Welcome to the "science in the news" page, where you can find links to some of the amazing science breakthroughs that are happening every day!



  • Exposing vaccine hesitant to real-life pain of diseases makes them more pro-vaccine
    New research from Brigham Young University professors finds there is a better way to help increase support for vaccinations: Expose people to the pain and suffering caused by vaccine-preventable diseases instead of trying to combat people with vaccine facts.
  • A simple, yet versatile, new design for chaotic oscillating circuitry inspired by prime numbers
    Researchers at Tokyo Institute of Technology have found a simple, yet highly versatile, way to generate 'chaotic signals' with various features. The technique consists of interconnecting three 'ring oscillators,' effectively making them compete against each other, while controlling their respective strengths and their linkages. The resulting device is rather small and efficient, thus suitable for emerging applications such as realizing wireless networks of sensors.
  • Long-lived roundworms help identify new anti-aging compounds among the FDA approved drugs
    Researchers from Gero, Skolkovo Institute of Science and Technology (Skoltech), Moscow Institute of Physics and Technology (MIPT), and University of Arkansas for Medical Sciences (UAMS) collaborated to derive a transcriptomic signature of aging, which they confirmed using large transcriptomic databases. They discovered that aging in nematodes is partially programmed and can be therapeutically reversed by a number of FDA-approved drugs.
  • The top 25 medical lab tests around the world
    A recent study can help governments understand which diagnostic laboratory tests are most important when developing universal health coverage systems.
  • A light matter: Understanding the Raman dance of solids
    Scientists at Tokyo Institute of Technology and Keio University investigated the excitation and detection of photogenerated coherent phonons in polar semiconductor GaAs through an ultrafast dual pump-probe laser for quantum interferometry.
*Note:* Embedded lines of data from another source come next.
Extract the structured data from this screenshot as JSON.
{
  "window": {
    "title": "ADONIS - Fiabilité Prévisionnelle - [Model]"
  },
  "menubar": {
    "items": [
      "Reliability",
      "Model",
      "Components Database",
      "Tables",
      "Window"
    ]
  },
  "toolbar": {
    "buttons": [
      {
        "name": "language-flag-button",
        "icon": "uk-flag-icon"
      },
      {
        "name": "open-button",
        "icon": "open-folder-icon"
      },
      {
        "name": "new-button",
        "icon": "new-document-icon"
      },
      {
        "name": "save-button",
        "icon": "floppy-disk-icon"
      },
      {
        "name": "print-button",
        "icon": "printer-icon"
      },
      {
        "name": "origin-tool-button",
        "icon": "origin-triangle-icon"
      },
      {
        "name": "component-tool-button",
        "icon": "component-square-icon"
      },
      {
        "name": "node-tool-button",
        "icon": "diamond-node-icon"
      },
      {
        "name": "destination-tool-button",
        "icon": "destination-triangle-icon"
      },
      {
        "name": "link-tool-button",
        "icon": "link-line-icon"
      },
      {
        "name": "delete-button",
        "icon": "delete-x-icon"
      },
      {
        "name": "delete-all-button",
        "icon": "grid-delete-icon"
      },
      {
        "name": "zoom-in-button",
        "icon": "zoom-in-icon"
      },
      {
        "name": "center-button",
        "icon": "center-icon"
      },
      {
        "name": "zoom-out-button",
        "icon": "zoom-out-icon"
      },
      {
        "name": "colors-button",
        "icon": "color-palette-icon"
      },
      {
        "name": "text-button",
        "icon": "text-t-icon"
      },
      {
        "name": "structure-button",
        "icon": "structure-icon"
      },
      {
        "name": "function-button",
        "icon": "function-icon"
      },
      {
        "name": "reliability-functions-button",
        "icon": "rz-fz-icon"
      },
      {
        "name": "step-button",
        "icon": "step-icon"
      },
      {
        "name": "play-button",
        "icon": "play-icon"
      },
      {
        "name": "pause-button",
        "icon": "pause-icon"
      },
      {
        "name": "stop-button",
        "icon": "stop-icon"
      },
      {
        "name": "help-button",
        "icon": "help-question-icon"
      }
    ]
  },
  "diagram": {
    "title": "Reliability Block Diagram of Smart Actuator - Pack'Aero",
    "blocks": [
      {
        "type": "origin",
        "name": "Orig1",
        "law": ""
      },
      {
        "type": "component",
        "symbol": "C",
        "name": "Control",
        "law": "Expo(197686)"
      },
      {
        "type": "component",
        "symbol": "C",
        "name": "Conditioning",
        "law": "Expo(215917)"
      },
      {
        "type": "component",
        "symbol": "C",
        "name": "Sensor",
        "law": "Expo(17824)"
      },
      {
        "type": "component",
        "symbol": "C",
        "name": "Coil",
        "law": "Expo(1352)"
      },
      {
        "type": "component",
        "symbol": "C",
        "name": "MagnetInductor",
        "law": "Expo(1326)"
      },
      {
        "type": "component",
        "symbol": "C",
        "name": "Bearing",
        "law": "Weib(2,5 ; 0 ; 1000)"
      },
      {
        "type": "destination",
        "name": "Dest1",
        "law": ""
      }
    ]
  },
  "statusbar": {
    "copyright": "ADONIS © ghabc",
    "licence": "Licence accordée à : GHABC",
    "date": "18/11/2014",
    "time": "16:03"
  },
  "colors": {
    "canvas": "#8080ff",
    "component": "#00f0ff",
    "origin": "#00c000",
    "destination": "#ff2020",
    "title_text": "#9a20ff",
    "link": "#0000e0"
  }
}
Intel Young Scientists Awards 2014 

Nathan Han, 15, of Boston, Massachusetts, won the Gordon E. Moore Award for developing a machine learning software tool to study mutations of a gene linked to breast and ovarian cancer. Using data from publicly available databases, Han examined detailed characteristics of mutations of the BRCA1 tumor suppressor gene, vital in protecting cells from developing cancer, in order to “teach” his software to differentiate between mutations that cause disease and those that do not. His tool exhibits an 81 percent accuracy rate and could be used to more accurately identify cancer threats from BRCA1 gene mutations. Applications for Han’s research extend from identifying specific mutations that cause cancer and other diseases, to advancements in the fields of genomics, bioinformatics and big data. The Gordon E. Moore Award, named in honor of the Intel co-founder and retired chairman/CEO, includes USD 75,000 in scholarship funds.
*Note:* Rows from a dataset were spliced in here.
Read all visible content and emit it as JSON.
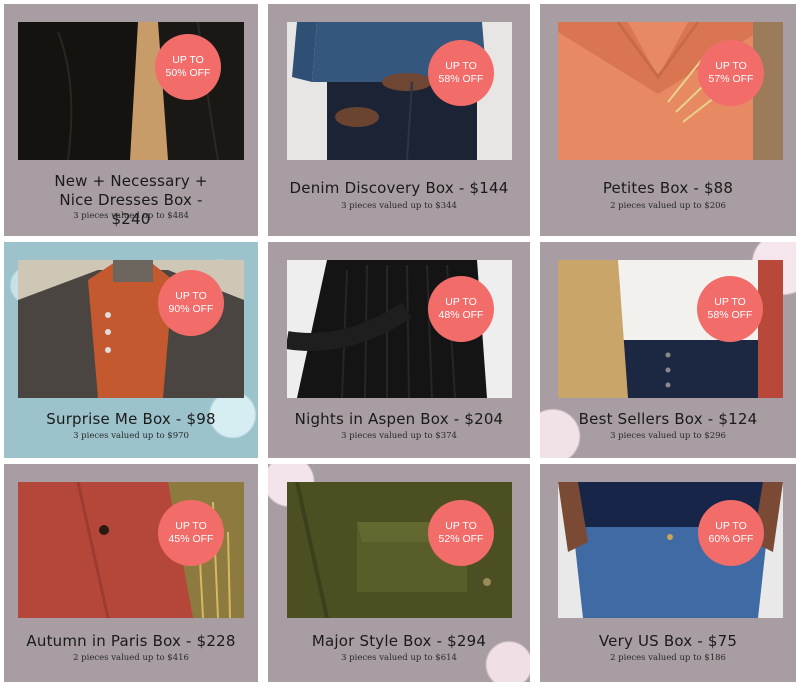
{
  "boxes": [
    {
      "title": "New + Necessary + Nice Dresses Box - $240",
      "subtitle": "3 pieces valued up to $484",
      "badge_line1": "UP TO",
      "badge_line2": "50% OFF",
      "image": "black-dress-photo"
    },
    {
      "title": "Denim Discovery Box - $144",
      "subtitle": "3 pieces valued up to $344",
      "badge_line1": "UP TO",
      "badge_line2": "58% OFF",
      "image": "denim-shirt-jeans-photo"
    },
    {
      "title": "Petites Box - $88",
      "subtitle": "2 pieces valued up to $206",
      "badge_line1": "UP TO",
      "badge_line2": "57% OFF",
      "image": "orange-vneck-tee-photo"
    },
    {
      "title": "Surprise Me Box - $98",
      "subtitle": "3 pieces valued up to $970",
      "badge_line1": "UP TO",
      "badge_line2": "90% OFF",
      "image": "leather-jacket-knit-polo-photo"
    },
    {
      "title": "Nights in Aspen Box - $204",
      "subtitle": "3 pieces valued up to $374",
      "badge_line1": "UP TO",
      "badge_line2": "48% OFF",
      "image": "black-ribbed-sweater-photo"
    },
    {
      "title": "Best Sellers Box - $124",
      "subtitle": "3 pieces valued up to $296",
      "badge_line1": "UP TO",
      "badge_line2": "58% OFF",
      "image": "camel-blazer-jeans-photo"
    },
    {
      "title": "Autumn in Paris Box - $228",
      "subtitle": "2 pieces valued up to $416",
      "badge_line1": "UP TO",
      "badge_line2": "45% OFF",
      "image": "rust-coat-photo"
    },
    {
      "title": "Major Style Box - $294",
      "subtitle": "3 pieces valued up to $614",
      "badge_line1": "UP TO",
      "badge_line2": "52% OFF",
      "image": "olive-utility-jacket-photo"
    },
    {
      "title": "Very US Box - $75",
      "subtitle": "2 pieces valued up to $186",
      "badge_line1": "UP TO",
      "badge_line2": "60% OFF",
      "image": "navy-top-jeans-photo"
    }
  ],
  "colors": {
    "card_bg": "#a79da3",
    "badge": "#f26d6a",
    "title": "#1a1a1a"
  }
}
2014 Intel ISEF Gordon E. Moore Award winner Nathan Han                                                 

Runners-up honors went to two individuals: Lennart Kleinwort, 15, of Wurzburg, Germany, developed a new mathematical tool for smartphones and tablets that brings capabilities to hand-held devices, previously available only with more sophisticated and expensive computing tools; and Shannon Lee, 17, of Singapore, developed a novel electrocatalyst that may significantly improve batteries of the future.
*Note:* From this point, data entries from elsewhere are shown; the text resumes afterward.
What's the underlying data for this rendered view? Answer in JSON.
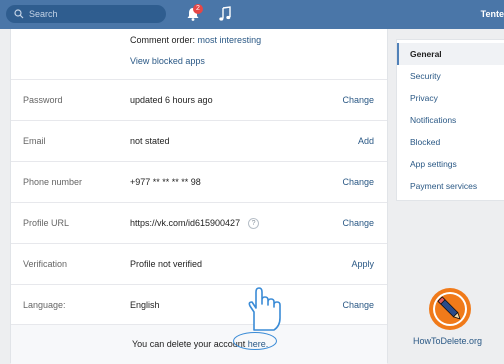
{
  "header": {
    "search_placeholder": "Search",
    "notification_count": "2",
    "user_name": "Tente"
  },
  "settings": {
    "comment_order_label": "Comment order:",
    "comment_order_value": "most interesting",
    "view_blocked_apps": "View blocked apps",
    "rows": [
      {
        "label": "Password",
        "value": "updated 6 hours ago",
        "action": "Change"
      },
      {
        "label": "Email",
        "value": "not stated",
        "action": "Add"
      },
      {
        "label": "Phone number",
        "value": "+977 ** ** ** ** 98",
        "action": "Change"
      },
      {
        "label": "Profile URL",
        "value": "https://vk.com/id615900427",
        "help": "?",
        "action": "Change"
      },
      {
        "label": "Verification",
        "value": "Profile not verified",
        "action": "Apply"
      },
      {
        "label": "Language:",
        "value": "English",
        "action": "Change"
      }
    ],
    "delete_text": "You can delete your account",
    "delete_link": "here."
  },
  "sidebar": {
    "items": [
      {
        "label": "General"
      },
      {
        "label": "Security"
      },
      {
        "label": "Privacy"
      },
      {
        "label": "Notifications"
      },
      {
        "label": "Blocked"
      },
      {
        "label": "App settings"
      },
      {
        "label": "Payment services"
      }
    ]
  },
  "watermark": {
    "text": "HowToDelete.org"
  },
  "colors": {
    "header": "#4a76a8",
    "link": "#2a5885",
    "badge": "#e64646",
    "logo_orange": "#f07a1a"
  }
}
2014 Intel ISEF Young Scientist Award winner Shannon Lee                                                 

2014 Intel ISEF Young Scientist Award winner Lennart Kleinwort